Activity: Your answer should hold all lines of the entries that include the word "icon".

[Interface dataset entries]
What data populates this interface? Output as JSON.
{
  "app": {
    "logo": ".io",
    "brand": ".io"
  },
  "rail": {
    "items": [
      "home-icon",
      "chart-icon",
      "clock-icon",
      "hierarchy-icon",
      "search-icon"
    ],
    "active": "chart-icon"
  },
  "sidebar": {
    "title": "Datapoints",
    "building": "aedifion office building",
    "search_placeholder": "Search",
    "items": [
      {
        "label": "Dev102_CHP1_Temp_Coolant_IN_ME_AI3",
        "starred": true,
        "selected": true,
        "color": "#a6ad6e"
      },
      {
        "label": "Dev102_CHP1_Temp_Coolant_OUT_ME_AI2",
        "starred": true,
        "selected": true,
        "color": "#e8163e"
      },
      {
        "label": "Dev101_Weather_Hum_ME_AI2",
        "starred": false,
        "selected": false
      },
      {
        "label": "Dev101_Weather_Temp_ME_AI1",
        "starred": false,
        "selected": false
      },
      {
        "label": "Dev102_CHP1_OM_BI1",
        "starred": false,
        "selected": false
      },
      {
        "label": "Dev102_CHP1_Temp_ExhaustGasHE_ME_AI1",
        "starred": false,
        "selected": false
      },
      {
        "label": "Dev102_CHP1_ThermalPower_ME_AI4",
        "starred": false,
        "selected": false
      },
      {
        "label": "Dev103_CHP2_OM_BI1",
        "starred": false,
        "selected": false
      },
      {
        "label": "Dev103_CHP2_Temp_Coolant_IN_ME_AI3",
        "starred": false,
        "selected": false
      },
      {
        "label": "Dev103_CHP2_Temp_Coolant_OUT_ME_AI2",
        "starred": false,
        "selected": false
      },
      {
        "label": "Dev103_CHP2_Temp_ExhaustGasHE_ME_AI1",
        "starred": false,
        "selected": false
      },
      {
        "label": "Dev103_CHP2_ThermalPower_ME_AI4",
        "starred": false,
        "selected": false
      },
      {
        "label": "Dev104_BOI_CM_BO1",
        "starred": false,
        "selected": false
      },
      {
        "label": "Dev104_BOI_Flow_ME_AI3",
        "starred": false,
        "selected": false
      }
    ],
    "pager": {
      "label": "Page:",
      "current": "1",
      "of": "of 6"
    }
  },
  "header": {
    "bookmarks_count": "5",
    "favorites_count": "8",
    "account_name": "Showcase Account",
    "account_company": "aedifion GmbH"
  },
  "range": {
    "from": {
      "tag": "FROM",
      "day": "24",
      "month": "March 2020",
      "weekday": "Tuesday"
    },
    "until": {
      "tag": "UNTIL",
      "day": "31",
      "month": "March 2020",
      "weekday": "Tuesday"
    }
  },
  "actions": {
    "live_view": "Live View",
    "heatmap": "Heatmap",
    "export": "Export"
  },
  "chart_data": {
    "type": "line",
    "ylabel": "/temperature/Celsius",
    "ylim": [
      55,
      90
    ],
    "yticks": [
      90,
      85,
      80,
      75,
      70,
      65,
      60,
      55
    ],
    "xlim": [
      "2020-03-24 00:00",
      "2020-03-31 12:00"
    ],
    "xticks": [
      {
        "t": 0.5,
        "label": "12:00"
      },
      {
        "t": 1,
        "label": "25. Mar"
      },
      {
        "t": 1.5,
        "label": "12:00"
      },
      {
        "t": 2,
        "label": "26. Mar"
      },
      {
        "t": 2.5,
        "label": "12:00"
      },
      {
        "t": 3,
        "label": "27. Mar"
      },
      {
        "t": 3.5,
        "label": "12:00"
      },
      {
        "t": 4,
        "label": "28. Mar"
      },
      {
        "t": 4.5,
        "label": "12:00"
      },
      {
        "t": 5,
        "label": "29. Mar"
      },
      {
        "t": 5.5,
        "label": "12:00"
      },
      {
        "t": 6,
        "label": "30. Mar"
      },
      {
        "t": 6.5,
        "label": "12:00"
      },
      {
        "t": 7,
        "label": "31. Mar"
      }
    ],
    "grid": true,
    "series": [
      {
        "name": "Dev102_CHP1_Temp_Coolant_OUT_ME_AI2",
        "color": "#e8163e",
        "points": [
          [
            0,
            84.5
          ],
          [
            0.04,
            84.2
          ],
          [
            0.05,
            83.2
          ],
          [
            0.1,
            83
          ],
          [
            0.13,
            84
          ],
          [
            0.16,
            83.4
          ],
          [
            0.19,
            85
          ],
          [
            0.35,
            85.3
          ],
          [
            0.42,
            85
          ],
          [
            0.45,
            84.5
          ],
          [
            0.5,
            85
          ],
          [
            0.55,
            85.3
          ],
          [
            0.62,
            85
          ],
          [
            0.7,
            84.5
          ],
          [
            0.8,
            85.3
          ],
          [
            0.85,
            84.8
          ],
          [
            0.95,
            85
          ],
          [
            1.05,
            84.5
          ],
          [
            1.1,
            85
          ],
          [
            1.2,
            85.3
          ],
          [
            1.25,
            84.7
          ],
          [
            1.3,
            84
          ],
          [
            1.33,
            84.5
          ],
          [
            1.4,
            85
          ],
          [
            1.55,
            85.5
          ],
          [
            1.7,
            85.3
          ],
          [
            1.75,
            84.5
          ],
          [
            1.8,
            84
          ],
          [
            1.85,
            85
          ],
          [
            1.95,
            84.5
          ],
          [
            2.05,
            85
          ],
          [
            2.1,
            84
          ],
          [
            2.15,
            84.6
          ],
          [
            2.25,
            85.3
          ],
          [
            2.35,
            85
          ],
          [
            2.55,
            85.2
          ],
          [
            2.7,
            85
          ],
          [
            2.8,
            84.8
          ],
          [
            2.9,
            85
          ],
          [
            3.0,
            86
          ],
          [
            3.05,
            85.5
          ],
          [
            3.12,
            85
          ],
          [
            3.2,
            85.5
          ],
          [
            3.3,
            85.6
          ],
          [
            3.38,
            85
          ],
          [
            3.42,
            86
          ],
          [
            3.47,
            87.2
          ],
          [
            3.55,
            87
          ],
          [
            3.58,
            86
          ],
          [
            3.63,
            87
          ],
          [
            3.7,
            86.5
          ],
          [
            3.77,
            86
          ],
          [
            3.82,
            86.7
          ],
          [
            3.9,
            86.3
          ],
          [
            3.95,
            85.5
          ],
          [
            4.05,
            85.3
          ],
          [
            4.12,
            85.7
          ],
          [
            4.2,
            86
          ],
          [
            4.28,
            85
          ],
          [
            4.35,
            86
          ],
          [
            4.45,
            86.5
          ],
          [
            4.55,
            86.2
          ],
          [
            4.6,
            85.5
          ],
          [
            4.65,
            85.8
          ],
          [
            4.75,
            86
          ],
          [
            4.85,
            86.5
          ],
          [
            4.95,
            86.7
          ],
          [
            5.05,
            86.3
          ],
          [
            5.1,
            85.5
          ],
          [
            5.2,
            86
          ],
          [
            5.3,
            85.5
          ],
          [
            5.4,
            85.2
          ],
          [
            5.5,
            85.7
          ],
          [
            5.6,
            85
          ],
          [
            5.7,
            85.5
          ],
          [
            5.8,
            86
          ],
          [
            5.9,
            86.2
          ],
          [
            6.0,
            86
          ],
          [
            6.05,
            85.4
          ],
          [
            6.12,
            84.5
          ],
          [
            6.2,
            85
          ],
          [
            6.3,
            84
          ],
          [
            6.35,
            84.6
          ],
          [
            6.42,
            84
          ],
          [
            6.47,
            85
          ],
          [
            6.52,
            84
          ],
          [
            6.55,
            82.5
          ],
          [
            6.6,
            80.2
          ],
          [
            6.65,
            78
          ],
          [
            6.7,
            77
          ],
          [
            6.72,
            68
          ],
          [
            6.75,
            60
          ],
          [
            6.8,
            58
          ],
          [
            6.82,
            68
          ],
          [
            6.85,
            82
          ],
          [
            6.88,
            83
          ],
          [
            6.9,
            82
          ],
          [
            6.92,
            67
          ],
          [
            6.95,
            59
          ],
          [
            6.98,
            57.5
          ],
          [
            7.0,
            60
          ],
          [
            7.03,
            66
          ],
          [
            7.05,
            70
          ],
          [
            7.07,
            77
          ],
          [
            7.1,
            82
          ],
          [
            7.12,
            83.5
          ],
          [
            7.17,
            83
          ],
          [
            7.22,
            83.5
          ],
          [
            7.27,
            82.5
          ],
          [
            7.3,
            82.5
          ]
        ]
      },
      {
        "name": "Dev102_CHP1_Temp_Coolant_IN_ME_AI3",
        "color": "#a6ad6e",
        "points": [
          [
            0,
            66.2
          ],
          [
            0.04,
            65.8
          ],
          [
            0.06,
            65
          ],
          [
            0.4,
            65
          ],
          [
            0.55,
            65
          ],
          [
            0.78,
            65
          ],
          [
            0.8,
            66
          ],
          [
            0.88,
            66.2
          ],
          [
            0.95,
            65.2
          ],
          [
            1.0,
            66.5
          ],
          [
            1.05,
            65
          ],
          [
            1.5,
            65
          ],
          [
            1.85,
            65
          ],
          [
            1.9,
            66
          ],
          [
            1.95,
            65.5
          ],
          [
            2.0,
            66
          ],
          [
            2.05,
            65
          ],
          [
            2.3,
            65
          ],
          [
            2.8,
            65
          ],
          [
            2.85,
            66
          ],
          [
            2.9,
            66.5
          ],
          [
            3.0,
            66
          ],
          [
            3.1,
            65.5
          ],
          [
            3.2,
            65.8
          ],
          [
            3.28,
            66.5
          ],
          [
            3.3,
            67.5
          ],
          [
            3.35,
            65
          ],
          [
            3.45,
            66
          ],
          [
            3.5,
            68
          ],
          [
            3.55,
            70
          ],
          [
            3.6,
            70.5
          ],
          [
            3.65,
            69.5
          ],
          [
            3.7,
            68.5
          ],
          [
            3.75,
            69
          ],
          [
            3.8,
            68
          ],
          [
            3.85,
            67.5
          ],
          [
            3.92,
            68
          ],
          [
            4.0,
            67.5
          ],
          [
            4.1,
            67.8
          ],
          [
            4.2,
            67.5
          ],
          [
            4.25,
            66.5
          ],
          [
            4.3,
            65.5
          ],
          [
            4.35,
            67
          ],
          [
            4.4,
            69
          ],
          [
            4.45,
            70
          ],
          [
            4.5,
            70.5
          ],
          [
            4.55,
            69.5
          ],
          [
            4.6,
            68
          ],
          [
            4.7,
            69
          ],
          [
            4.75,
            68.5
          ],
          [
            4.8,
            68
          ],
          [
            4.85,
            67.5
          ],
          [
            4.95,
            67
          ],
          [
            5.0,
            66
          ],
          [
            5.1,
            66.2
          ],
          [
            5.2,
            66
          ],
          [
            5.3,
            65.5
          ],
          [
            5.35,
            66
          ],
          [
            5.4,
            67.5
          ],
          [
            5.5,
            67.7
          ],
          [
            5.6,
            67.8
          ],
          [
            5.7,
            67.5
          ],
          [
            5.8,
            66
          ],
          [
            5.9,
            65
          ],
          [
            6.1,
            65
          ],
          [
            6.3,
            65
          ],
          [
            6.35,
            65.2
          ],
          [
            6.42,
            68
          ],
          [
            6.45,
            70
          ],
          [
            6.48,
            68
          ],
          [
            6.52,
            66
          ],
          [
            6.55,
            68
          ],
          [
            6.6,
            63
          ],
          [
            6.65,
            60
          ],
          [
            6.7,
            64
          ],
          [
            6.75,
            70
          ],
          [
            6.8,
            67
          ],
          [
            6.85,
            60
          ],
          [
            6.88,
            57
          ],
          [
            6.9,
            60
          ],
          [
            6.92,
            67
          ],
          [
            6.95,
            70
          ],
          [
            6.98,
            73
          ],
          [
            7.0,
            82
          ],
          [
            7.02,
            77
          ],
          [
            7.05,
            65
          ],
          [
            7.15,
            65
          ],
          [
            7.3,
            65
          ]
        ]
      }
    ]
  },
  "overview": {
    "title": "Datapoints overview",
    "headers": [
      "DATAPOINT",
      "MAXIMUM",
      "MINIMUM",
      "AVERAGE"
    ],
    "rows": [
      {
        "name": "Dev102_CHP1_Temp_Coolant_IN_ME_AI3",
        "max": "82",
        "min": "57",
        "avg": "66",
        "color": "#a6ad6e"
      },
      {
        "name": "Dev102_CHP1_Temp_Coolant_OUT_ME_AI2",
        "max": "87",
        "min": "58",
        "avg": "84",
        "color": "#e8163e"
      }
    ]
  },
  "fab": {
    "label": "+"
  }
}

Expected answer:
      "home-icon",
      "chart-icon",
      "clock-icon",
      "hierarchy-icon",
      "search-icon"
    "active": "chart-icon"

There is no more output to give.